**Exercise requirements**:
Copy every line of the entries that has the string "Normal" in it.

**Exercise material**:
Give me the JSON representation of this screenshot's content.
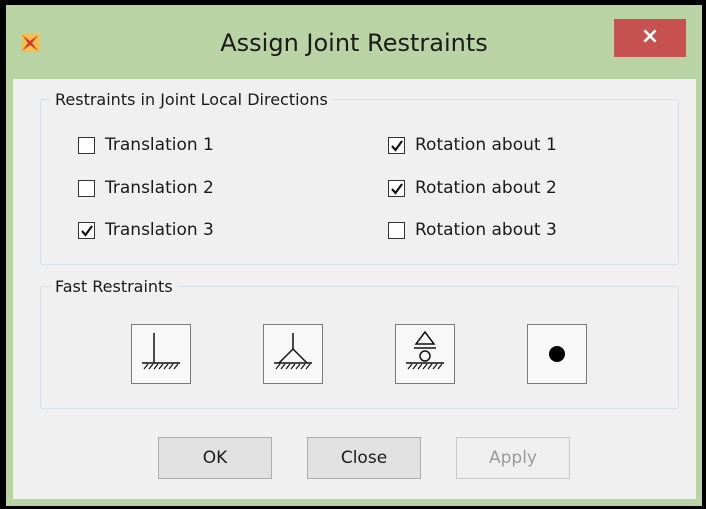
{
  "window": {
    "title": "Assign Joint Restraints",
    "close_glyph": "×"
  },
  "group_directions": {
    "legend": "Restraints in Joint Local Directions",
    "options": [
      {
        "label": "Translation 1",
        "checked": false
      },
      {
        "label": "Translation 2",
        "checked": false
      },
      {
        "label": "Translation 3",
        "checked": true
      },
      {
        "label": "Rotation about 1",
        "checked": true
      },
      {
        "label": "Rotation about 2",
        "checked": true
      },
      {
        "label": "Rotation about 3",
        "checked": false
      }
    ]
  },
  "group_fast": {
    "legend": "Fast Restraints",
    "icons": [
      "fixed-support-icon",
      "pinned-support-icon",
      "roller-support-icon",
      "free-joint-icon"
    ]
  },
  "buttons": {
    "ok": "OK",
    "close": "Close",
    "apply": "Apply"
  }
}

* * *

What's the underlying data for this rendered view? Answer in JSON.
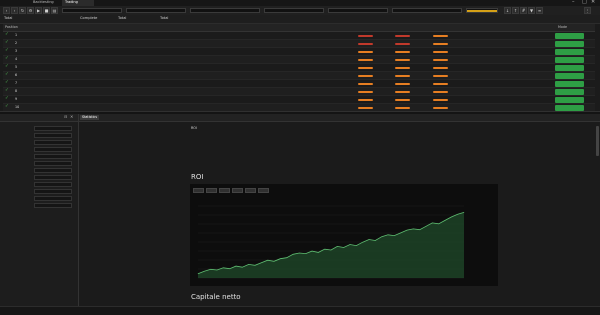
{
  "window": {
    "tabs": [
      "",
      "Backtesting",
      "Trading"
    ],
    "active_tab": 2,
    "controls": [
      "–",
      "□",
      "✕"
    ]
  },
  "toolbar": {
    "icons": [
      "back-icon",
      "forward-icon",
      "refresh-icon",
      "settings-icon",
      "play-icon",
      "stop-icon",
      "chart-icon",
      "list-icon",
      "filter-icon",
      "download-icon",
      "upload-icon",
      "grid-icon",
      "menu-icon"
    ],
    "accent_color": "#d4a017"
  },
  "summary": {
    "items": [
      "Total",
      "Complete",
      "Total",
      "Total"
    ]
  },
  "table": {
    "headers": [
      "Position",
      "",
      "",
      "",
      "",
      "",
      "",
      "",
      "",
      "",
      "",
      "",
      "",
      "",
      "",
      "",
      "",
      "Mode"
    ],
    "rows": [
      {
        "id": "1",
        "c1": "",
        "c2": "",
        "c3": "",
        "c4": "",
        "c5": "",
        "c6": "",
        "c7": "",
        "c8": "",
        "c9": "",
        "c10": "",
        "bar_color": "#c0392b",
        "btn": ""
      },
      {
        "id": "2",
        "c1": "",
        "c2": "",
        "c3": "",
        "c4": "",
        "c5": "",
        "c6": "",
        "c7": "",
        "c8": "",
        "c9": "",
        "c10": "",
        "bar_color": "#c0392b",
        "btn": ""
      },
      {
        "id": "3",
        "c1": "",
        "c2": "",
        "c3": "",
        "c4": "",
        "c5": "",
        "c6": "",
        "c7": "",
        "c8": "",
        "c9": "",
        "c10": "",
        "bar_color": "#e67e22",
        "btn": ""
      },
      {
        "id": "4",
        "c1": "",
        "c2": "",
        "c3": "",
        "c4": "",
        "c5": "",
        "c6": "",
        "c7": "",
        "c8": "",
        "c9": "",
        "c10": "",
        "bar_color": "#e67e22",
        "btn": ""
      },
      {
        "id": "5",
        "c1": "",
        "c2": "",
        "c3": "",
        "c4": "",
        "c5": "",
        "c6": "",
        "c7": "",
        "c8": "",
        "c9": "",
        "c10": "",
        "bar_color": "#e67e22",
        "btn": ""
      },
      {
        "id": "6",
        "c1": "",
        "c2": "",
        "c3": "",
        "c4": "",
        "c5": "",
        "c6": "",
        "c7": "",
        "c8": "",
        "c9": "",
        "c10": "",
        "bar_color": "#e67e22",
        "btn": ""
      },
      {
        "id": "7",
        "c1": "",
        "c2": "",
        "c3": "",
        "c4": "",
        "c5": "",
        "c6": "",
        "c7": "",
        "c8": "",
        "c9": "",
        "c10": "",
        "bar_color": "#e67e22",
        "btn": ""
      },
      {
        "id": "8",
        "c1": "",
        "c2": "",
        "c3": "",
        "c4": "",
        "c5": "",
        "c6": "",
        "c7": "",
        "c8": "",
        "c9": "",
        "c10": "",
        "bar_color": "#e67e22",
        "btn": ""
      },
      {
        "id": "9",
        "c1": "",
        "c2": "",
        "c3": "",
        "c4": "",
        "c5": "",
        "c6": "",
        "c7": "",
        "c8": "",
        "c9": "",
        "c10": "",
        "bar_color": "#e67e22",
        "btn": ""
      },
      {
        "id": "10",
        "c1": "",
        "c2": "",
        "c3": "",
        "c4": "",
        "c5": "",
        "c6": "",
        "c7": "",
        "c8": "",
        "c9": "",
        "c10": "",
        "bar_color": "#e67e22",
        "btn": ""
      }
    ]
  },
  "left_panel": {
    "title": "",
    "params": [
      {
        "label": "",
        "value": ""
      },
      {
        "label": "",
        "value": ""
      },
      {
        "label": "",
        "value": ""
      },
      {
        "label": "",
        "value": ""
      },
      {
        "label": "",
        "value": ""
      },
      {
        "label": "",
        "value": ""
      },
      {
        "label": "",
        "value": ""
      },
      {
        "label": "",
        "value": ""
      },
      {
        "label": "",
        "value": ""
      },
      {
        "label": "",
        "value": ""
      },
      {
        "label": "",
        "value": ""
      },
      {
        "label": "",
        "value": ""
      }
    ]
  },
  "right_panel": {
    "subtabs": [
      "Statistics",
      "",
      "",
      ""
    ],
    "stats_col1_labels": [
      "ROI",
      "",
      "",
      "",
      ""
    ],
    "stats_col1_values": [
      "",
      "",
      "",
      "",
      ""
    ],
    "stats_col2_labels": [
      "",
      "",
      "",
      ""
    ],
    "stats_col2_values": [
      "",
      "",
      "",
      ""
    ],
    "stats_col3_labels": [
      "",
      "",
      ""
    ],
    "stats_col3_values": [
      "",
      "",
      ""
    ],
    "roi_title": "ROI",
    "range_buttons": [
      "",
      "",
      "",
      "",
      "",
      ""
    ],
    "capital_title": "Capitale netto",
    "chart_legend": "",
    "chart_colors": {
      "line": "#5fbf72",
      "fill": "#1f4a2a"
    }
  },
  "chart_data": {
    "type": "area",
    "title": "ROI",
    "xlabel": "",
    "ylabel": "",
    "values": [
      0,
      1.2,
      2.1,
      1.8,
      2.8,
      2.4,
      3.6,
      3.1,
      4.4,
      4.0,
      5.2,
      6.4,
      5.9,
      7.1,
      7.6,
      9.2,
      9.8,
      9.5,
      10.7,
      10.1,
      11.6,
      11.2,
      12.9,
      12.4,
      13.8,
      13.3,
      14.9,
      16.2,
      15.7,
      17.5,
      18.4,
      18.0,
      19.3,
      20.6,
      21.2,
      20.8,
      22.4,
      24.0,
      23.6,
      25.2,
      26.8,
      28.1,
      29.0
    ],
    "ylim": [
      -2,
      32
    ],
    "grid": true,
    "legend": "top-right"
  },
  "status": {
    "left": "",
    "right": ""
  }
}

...

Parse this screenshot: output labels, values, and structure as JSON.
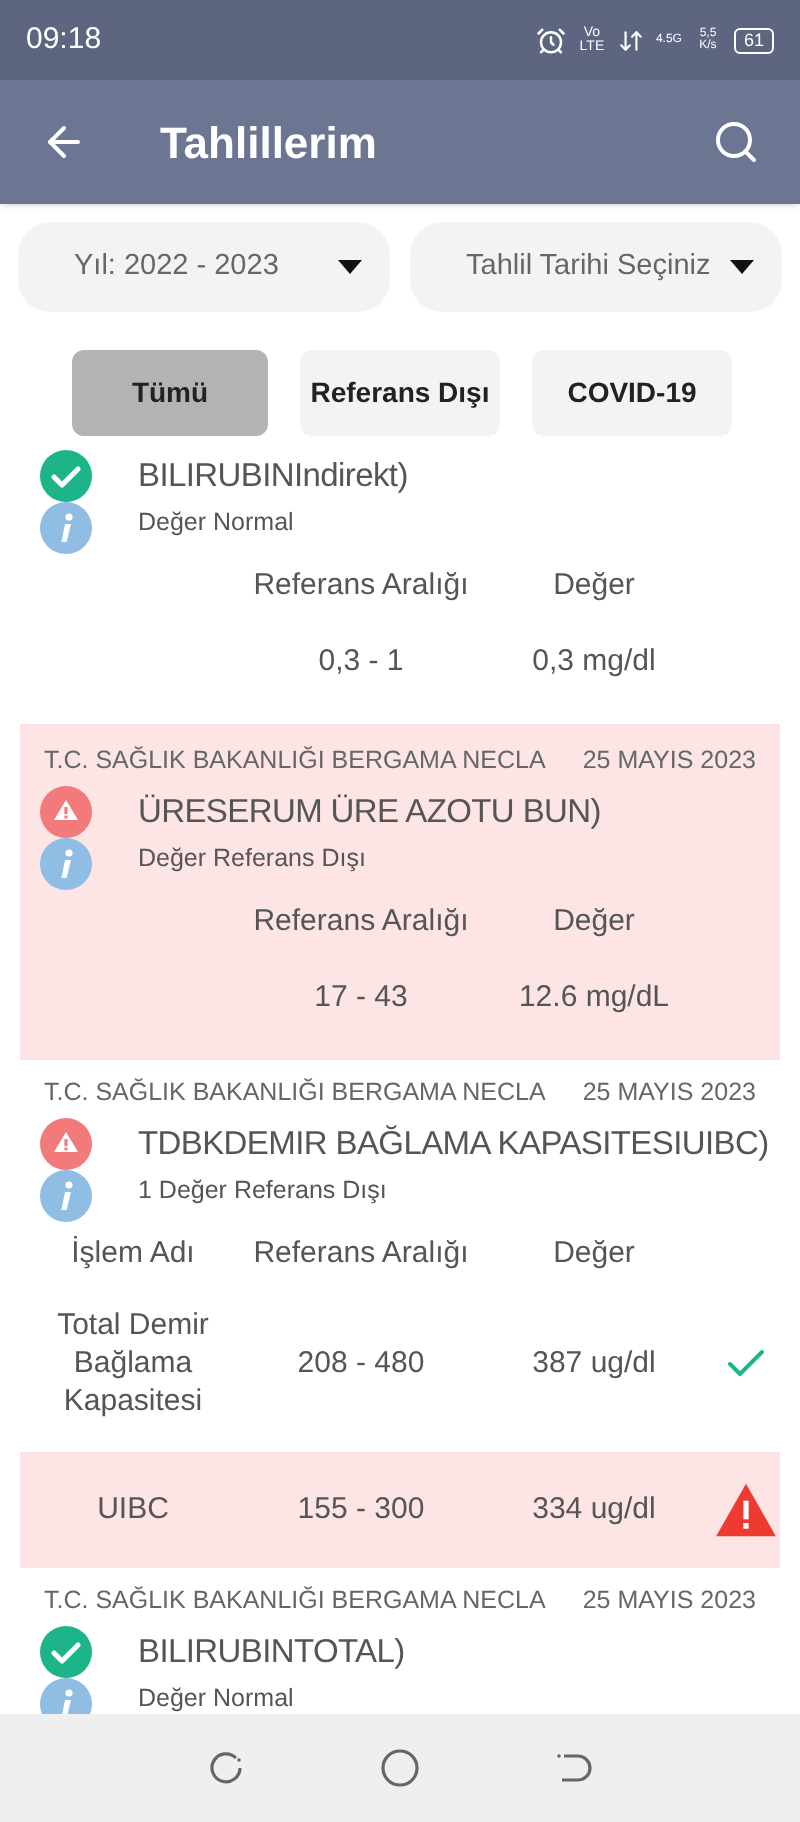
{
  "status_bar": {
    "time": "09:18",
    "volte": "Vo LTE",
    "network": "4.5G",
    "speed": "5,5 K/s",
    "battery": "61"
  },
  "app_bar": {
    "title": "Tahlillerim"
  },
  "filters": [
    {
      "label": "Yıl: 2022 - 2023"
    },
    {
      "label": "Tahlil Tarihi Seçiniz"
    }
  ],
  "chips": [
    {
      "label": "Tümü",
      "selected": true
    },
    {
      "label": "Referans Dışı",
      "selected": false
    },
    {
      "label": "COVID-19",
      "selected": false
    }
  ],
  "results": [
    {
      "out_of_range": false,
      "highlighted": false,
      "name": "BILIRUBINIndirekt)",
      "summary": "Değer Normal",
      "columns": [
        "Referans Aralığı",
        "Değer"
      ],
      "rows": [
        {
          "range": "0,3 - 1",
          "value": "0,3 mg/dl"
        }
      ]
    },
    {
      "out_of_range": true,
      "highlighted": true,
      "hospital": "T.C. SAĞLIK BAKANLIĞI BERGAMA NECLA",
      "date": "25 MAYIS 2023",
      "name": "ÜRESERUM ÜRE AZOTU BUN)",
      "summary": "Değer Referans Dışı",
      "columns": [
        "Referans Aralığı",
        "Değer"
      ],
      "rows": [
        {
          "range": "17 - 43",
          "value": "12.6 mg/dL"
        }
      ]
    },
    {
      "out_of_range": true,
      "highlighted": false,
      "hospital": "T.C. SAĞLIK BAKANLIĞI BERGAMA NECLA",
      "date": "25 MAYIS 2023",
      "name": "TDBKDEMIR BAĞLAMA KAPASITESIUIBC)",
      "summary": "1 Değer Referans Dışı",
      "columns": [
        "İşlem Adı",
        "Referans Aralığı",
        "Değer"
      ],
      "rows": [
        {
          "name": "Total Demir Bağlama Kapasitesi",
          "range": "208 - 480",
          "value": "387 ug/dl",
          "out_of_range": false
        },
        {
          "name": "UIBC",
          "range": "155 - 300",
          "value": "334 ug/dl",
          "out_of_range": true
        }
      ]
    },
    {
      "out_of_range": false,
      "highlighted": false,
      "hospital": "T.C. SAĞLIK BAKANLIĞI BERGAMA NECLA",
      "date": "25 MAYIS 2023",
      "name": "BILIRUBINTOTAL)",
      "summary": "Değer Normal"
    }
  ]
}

**Reply to the exercise**:
      "summary": "Değer Normal",
      "summary": "Değer Normal"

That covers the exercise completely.